**DIRECTIONS**
Give the records once more, exactly as they stand.
[RECORDS FOR THIS TASK Boundary: Start]
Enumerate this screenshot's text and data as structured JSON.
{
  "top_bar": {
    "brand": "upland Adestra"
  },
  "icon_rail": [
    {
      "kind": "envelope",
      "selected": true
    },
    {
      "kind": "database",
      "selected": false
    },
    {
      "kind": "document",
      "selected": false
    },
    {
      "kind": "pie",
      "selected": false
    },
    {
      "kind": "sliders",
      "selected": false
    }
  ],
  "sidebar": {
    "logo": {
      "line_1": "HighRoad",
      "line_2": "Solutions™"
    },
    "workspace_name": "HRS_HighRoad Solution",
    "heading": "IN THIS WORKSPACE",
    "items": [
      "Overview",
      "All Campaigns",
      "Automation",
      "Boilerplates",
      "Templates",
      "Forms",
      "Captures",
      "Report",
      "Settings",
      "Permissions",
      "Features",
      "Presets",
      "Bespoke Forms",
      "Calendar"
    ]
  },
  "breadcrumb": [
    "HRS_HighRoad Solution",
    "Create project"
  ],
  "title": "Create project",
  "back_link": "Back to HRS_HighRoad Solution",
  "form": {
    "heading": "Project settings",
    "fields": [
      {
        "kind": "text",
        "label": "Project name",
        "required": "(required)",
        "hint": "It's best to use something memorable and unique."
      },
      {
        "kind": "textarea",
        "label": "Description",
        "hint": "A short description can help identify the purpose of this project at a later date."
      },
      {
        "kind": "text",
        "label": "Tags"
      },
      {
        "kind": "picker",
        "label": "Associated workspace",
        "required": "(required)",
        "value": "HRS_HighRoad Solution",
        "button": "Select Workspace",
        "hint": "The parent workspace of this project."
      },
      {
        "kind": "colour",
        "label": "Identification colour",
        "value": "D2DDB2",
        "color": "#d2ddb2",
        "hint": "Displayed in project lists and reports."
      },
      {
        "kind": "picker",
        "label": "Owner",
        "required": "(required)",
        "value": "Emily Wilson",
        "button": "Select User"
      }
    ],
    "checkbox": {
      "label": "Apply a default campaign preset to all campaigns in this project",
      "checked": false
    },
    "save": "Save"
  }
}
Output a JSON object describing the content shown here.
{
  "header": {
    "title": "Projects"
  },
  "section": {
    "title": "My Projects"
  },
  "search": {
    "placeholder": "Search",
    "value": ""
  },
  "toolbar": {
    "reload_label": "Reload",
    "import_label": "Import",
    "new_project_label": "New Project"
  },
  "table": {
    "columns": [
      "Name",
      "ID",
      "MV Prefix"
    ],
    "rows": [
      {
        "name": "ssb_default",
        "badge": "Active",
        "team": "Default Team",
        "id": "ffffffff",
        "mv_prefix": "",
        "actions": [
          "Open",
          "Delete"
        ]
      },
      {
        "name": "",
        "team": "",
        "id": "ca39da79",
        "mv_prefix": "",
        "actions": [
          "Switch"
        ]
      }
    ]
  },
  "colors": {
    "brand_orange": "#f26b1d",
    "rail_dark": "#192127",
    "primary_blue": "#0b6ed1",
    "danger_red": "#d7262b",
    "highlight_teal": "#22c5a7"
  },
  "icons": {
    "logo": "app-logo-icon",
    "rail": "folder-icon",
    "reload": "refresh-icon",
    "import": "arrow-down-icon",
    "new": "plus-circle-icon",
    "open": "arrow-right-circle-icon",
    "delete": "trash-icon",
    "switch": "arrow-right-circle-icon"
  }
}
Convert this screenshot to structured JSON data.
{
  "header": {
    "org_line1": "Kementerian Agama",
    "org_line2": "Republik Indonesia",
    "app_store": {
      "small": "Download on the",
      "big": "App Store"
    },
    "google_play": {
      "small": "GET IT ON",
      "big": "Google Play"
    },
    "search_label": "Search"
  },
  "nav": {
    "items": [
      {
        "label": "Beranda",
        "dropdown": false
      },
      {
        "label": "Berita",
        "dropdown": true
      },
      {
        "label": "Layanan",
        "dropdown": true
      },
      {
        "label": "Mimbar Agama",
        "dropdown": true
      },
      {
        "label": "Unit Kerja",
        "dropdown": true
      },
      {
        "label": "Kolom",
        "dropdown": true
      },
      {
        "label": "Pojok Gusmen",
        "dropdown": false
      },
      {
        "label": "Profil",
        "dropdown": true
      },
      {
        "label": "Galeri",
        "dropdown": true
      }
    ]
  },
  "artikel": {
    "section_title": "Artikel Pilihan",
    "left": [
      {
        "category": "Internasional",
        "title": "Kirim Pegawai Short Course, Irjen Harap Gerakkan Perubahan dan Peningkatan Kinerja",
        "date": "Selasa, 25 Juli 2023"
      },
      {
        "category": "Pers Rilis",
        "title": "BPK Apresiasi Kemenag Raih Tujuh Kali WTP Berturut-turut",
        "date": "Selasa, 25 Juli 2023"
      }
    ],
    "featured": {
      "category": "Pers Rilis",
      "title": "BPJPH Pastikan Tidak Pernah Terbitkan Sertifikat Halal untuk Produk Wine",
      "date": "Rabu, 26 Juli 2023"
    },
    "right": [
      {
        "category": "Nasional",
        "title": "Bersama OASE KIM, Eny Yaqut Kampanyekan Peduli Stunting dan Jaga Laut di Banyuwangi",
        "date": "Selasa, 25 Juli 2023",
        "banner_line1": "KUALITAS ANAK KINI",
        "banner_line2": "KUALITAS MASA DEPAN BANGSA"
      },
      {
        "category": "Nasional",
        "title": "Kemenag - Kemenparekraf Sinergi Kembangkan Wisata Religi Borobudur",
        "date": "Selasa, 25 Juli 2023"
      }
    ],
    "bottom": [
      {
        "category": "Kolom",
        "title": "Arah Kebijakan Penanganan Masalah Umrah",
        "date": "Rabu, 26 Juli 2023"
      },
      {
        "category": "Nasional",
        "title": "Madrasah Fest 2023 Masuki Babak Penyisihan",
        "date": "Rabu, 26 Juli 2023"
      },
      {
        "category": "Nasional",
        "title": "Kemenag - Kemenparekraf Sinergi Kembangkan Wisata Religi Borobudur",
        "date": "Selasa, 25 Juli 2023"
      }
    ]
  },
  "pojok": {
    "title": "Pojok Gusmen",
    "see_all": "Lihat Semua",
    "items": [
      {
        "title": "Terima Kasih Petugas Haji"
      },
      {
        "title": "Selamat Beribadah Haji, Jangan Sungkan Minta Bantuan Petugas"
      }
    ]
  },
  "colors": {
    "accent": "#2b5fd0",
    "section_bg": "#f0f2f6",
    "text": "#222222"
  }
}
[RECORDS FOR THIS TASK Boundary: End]
**WRITTEN SOLUTION**
Enumerate this screenshot's text and data as structured JSON.
{
  "top_bar": {
    "brand": "upland Adestra"
  },
  "icon_rail": [
    {
      "kind": "envelope",
      "selected": true
    },
    {
      "kind": "database",
      "selected": false
    },
    {
      "kind": "document",
      "selected": false
    },
    {
      "kind": "pie",
      "selected": false
    },
    {
      "kind": "sliders",
      "selected": false
    }
  ],
  "sidebar": {
    "logo": {
      "line_1": "HighRoad",
      "line_2": "Solutions™"
    },
    "workspace_name": "HRS_HighRoad Solution",
    "heading": "IN THIS WORKSPACE",
    "items": [
      "Overview",
      "All Campaigns",
      "Automation",
      "Boilerplates",
      "Templates",
      "Forms",
      "Captures",
      "Report",
      "Settings",
      "Permissions",
      "Features",
      "Presets",
      "Bespoke Forms",
      "Calendar"
    ]
  },
  "breadcrumb": [
    "HRS_HighRoad Solution",
    "Create project"
  ],
  "title": "Create project",
  "back_link": "Back to HRS_HighRoad Solution",
  "form": {
    "heading": "Project settings",
    "fields": [
      {
        "kind": "text",
        "label": "Project name",
        "required": "(required)",
        "hint": "It's best to use something memorable and unique."
      },
      {
        "kind": "textarea",
        "label": "Description",
        "hint": "A short description can help identify the purpose of this project at a later date."
      },
      {
        "kind": "text",
        "label": "Tags"
      },
      {
        "kind": "picker",
        "label": "Associated workspace",
        "required": "(required)",
        "value": "HRS_HighRoad Solution",
        "button": "Select Workspace",
        "hint": "The parent workspace of this project."
      },
      {
        "kind": "colour",
        "label": "Identification colour",
        "value": "D2DDB2",
        "color": "#d2ddb2",
        "hint": "Displayed in project lists and reports."
      },
      {
        "kind": "picker",
        "label": "Owner",
        "required": "(required)",
        "value": "Emily Wilson",
        "button": "Select User"
      }
    ],
    "checkbox": {
      "label": "Apply a default campaign preset to all campaigns in this project",
      "checked": false
    },
    "save": "Save"
  }
}
Output a JSON object describing the content shown here.
{
  "header": {
    "title": "Projects"
  },
  "section": {
    "title": "My Projects"
  },
  "search": {
    "placeholder": "Search",
    "value": ""
  },
  "toolbar": {
    "reload_label": "Reload",
    "import_label": "Import",
    "new_project_label": "New Project"
  },
  "table": {
    "columns": [
      "Name",
      "ID",
      "MV Prefix"
    ],
    "rows": [
      {
        "name": "ssb_default",
        "badge": "Active",
        "team": "Default Team",
        "id": "ffffffff",
        "mv_prefix": "",
        "actions": [
          "Open",
          "Delete"
        ]
      },
      {
        "name": "",
        "team": "",
        "id": "ca39da79",
        "mv_prefix": "",
        "actions": [
          "Switch"
        ]
      }
    ]
  },
  "colors": {
    "brand_orange": "#f26b1d",
    "rail_dark": "#192127",
    "primary_blue": "#0b6ed1",
    "danger_red": "#d7262b",
    "highlight_teal": "#22c5a7"
  },
  "icons": {
    "logo": "app-logo-icon",
    "rail": "folder-icon",
    "reload": "refresh-icon",
    "import": "arrow-down-icon",
    "new": "plus-circle-icon",
    "open": "arrow-right-circle-icon",
    "delete": "trash-icon",
    "switch": "arrow-right-circle-icon"
  }
}
Convert this screenshot to structured JSON data.
{
  "header": {
    "org_line1": "Kementerian Agama",
    "org_line2": "Republik Indonesia",
    "app_store": {
      "small": "Download on the",
      "big": "App Store"
    },
    "google_play": {
      "small": "GET IT ON",
      "big": "Google Play"
    },
    "search_label": "Search"
  },
  "nav": {
    "items": [
      {
        "label": "Beranda",
        "dropdown": false
      },
      {
        "label": "Berita",
        "dropdown": true
      },
      {
        "label": "Layanan",
        "dropdown": true
      },
      {
        "label": "Mimbar Agama",
        "dropdown": true
      },
      {
        "label": "Unit Kerja",
        "dropdown": true
      },
      {
        "label": "Kolom",
        "dropdown": true
      },
      {
        "label": "Pojok Gusmen",
        "dropdown": false
      },
      {
        "label": "Profil",
        "dropdown": true
      },
      {
        "label": "Galeri",
        "dropdown": true
      }
    ]
  },
  "artikel": {
    "section_title": "Artikel Pilihan",
    "left": [
      {
        "category": "Internasional",
        "title": "Kirim Pegawai Short Course, Irjen Harap Gerakkan Perubahan dan Peningkatan Kinerja",
        "date": "Selasa, 25 Juli 2023"
      },
      {
        "category": "Pers Rilis",
        "title": "BPK Apresiasi Kemenag Raih Tujuh Kali WTP Berturut-turut",
        "date": "Selasa, 25 Juli 2023"
      }
    ],
    "featured": {
      "category": "Pers Rilis",
      "title": "BPJPH Pastikan Tidak Pernah Terbitkan Sertifikat Halal untuk Produk Wine",
      "date": "Rabu, 26 Juli 2023"
    },
    "right": [
      {
        "category": "Nasional",
        "title": "Bersama OASE KIM, Eny Yaqut Kampanyekan Peduli Stunting dan Jaga Laut di Banyuwangi",
        "date": "Selasa, 25 Juli 2023",
        "banner_line1": "KUALITAS ANAK KINI",
        "banner_line2": "KUALITAS MASA DEPAN BANGSA"
      },
      {
        "category": "Nasional",
        "title": "Kemenag - Kemenparekraf Sinergi Kembangkan Wisata Religi Borobudur",
        "date": "Selasa, 25 Juli 2023"
      }
    ],
    "bottom": [
      {
        "category": "Kolom",
        "title": "Arah Kebijakan Penanganan Masalah Umrah",
        "date": "Rabu, 26 Juli 2023"
      },
      {
        "category": "Nasional",
        "title": "Madrasah Fest 2023 Masuki Babak Penyisihan",
        "date": "Rabu, 26 Juli 2023"
      },
      {
        "category": "Nasional",
        "title": "Kemenag - Kemenparekraf Sinergi Kembangkan Wisata Religi Borobudur",
        "date": "Selasa, 25 Juli 2023"
      }
    ]
  },
  "pojok": {
    "title": "Pojok Gusmen",
    "see_all": "Lihat Semua",
    "items": [
      {
        "title": "Terima Kasih Petugas Haji"
      },
      {
        "title": "Selamat Beribadah Haji, Jangan Sungkan Minta Bantuan Petugas"
      }
    ]
  },
  "colors": {
    "accent": "#2b5fd0",
    "section_bg": "#f0f2f6",
    "text": "#222222"
  }
}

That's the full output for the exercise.